Dataset excerpts
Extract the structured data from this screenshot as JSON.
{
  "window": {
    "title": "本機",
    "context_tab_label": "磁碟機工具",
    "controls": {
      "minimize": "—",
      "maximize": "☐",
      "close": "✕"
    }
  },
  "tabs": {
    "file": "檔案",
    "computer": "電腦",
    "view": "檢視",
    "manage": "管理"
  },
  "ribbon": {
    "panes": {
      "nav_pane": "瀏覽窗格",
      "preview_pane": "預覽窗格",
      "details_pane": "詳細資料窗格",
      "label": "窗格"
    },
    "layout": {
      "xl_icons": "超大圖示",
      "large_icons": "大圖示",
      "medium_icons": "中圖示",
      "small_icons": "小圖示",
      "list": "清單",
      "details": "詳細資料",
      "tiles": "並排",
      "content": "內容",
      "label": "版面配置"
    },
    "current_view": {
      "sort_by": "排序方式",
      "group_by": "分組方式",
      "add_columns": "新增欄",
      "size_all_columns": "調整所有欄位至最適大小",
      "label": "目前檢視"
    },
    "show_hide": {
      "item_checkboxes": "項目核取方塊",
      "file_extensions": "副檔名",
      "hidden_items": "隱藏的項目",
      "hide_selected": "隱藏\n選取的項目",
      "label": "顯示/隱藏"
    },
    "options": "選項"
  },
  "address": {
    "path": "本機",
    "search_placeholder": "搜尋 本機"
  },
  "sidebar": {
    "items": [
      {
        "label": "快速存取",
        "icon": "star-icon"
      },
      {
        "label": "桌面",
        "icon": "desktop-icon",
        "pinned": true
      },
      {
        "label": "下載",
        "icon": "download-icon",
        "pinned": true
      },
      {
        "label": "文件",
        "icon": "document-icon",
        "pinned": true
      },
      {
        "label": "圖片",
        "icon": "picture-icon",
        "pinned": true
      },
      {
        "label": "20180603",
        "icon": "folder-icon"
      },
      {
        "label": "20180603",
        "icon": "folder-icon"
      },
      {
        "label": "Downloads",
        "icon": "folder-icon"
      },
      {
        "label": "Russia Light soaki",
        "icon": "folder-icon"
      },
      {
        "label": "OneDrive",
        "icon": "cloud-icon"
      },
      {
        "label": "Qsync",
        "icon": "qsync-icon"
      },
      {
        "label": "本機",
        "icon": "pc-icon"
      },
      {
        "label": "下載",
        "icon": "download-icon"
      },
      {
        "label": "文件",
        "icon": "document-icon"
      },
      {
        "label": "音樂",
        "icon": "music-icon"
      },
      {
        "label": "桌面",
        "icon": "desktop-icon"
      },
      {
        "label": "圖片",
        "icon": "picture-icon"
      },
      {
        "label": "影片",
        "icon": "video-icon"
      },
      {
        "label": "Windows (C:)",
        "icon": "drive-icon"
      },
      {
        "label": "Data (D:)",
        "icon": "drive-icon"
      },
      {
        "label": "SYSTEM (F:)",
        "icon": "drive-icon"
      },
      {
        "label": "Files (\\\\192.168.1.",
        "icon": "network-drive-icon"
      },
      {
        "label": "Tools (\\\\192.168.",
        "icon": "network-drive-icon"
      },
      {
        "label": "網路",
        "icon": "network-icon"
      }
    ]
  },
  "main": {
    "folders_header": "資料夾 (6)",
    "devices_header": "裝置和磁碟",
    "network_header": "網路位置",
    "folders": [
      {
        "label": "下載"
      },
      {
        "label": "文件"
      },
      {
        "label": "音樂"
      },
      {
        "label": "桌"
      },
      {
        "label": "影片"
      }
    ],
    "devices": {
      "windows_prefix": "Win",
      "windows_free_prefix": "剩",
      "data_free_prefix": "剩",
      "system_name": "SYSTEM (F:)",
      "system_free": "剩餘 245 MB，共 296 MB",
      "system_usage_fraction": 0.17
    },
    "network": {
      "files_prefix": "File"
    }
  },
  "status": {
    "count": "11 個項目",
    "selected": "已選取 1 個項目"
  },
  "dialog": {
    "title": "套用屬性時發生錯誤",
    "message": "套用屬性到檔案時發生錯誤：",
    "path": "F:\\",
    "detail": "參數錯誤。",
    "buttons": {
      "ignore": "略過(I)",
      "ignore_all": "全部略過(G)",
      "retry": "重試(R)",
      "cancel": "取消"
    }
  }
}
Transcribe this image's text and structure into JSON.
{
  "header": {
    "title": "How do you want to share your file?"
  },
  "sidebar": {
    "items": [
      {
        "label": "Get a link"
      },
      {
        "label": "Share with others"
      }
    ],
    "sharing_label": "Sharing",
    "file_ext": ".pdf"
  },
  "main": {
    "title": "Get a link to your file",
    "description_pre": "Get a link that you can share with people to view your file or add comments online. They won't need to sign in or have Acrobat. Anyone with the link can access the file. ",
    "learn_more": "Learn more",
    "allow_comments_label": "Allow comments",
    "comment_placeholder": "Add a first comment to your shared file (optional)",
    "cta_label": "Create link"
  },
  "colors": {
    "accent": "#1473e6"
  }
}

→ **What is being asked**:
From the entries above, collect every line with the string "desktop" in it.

→ **Response to this exercise**:
        "icon": "desktop-icon",
        "icon": "desktop-icon"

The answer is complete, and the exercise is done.